President Barack Obama honored John F. Kennedy at Arlington National Cemetery on Wednesday, just days before the 50th anniversary of the assassination of the late president.
The president and First Lady Michelle Obama were joined by former President Bill Clinton and former Secretary of State Hillary Clinton at the Kennedy gravesite for a short, solemn wreath-laying ceremony, which was broadcast on CNN and other networks.
Members of the Kennedy family also attended.
The two presidents and first ladies placed a wreath in front of the eternal flame, bowed their head for a moment and then placed their hands over their hearts as taps was played. No remarks were given. In the broadcast, the most pronounced sounds other than taps were those of camera shutters and footsteps.
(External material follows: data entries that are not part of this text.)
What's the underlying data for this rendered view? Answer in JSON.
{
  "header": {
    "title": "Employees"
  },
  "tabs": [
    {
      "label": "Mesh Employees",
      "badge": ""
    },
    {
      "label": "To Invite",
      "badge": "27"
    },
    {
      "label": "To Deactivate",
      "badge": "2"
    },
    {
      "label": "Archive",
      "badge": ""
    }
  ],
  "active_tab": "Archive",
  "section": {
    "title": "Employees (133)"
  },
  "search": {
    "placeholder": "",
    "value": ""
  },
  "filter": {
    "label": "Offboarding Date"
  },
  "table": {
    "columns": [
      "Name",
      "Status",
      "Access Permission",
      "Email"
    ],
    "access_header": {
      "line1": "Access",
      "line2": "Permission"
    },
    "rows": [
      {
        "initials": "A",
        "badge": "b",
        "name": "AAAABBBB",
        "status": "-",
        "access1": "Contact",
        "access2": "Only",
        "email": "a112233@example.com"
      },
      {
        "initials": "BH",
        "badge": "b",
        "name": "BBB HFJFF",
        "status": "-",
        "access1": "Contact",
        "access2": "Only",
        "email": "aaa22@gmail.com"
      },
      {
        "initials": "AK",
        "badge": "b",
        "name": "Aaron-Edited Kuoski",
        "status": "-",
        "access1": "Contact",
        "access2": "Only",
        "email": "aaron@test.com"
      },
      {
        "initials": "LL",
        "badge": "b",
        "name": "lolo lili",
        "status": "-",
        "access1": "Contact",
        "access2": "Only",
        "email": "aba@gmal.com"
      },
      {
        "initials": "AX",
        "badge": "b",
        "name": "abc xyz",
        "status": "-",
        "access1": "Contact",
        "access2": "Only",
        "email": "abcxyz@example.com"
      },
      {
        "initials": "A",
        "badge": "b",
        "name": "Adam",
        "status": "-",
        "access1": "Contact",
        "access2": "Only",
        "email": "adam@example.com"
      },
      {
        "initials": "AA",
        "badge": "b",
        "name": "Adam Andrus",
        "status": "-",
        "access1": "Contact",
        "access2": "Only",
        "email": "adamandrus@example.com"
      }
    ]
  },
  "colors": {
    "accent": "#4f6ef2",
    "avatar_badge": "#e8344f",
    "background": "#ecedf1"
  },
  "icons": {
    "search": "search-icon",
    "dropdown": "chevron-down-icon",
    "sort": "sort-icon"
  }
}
The dignitaries spent a few moments greeting the Kennedy family and other guests after the ceremony.
Presidents Obama and Clinton and helped Ethel Kennedy, the widow of the late Robert Kennedy, to her seat when they first arrived at the gravesite.
The guests included Kathleen Kennedy Townsend and Jack Schlossberg, the son of Caroline Kennedy and John Kennedy's grandson, according to an account by the New York Post's Geoff Earle that was distributed by the White House.
Schlossberg "has his grandfather's hair," according to Earle's account.
Following the ceremony, "the mood was immediately light," Earle wrote, with Obama greeting several Kennedy family members and taking the time to hold a baby, who was later identified by the White House to be the great-grandchild of Robert Kennedy.
The Clintons did not return to the White House with the Obamas.
- Boston Globe: Visitors to JFK Grave Mourn Loss, the Way Things Were
Earlier in the day, Obama awarded the Presidential Medal of Freedom, the highest civilian honor bestowed by the United States government, to 16 people, including Bill Clinton, women's rights activist Gloria Steinem, country music singer Loretta Lynn and media mogul Oprah Winfrey.
Kennedy pioneered the modern version of the medal. Because of his assassination, President Lyndon B. Johnson gave the medal to the inaugural 31 recipients.
Obama spoke on President Kennedy's legacy of service at the Smithsonian National Museum of American History at a dinner for Medal of Freedom awardees Wednesday night.
There, he praised Kennedy's "square-jawed idealism," according to a press pool report by Earle the White House distributed late Wednesday.
“He stays with us in our imagination, not because he left us too soon, but because he embodied the character of the people that he led – resilient, resolute, fearless, and fun loving, defiant in the face of impossible odds, and most of all determined to make the world anew,” Obama said.
- HuffPost Politics: Obama Honors Medal of Freedom Recipients at Black-Tie Dinner Event
Obama, during his 2008 campaign, enjoyed the support of Ted and Caroline Kennedy, the late president's youngest brother and daughter, respectively.
The sitting president quoted Kennedy earlier this year in the State of the Union address, saying, "the Constitution makes us not rivals for power but partners for progress. … It is my task to report the State of the Union — to improve it is the task of all."
Arlington National Cemetery is expecting large crowds this week.
Kennedy was assassinated in Dallas on Nov. 22, 1963, at age 46. The 50th anniversary of that event is Friday.
- Los Angeles Times: Witnesses to Tragedy: Three Dallas Stories
Five decades later, conspiracy theories abound as to exactly what happened that day, and people the world over who were alive at the time still remember where they were when they first heard the news.
Arlington National Cemetery Executive Director Patrick Hallinan and Maj. Gen. Jeffrey S. Buchanan, the commanding general of the U.S. Army Military District of Washington, are slated to participate in a brief wreath-laying ceremony Friday morning, on the actual anniversary of Kennedy's death.
And the Irish Defence Forces 37th Cadet Class, which provided the honor guard during Kennedy's funeral, will hold a remembrance ceremony at the cemetery on Monday.
Late last month, the eternal flame at the Kennedy family gravesite was restored after a six-month upgrade.
During the maintenance, a temporary flame — lit from the permanent burner — was on display for the public.
Kennedy first formally visited Arlington National Cemetery on Armistice Day, Nov. 11, 1961, to lay a wreath at the Tomb of the Unknowns, according to the cemetery's website.
That day, the president spoke to more than 5,000 people at the cemetery's Memorial Amphitheater.
"We meet in quiet commemoration of a historic day of peace," he said, according to the cemetery's website. "In an age that threatens the survival of freedom, we join together to honor those who made our freedom possible. ... It is a tragic fact, that war still more destructive and still sanguinary followed [World War II]; that man's capacity to devise new ways of killing his fellow men have far outstripped his capacity to live in peace with his fellow man."
In November 1963, 42-year-old Clifton Pollard dug Kennedy's grave. He made $3.01 an hour.
"Now they're going to come and put him right here in this grave I'm making up," Pollard said at the time, according to a famous account by the New York Herald Tribune. "You know, it's an honor just for me to do this."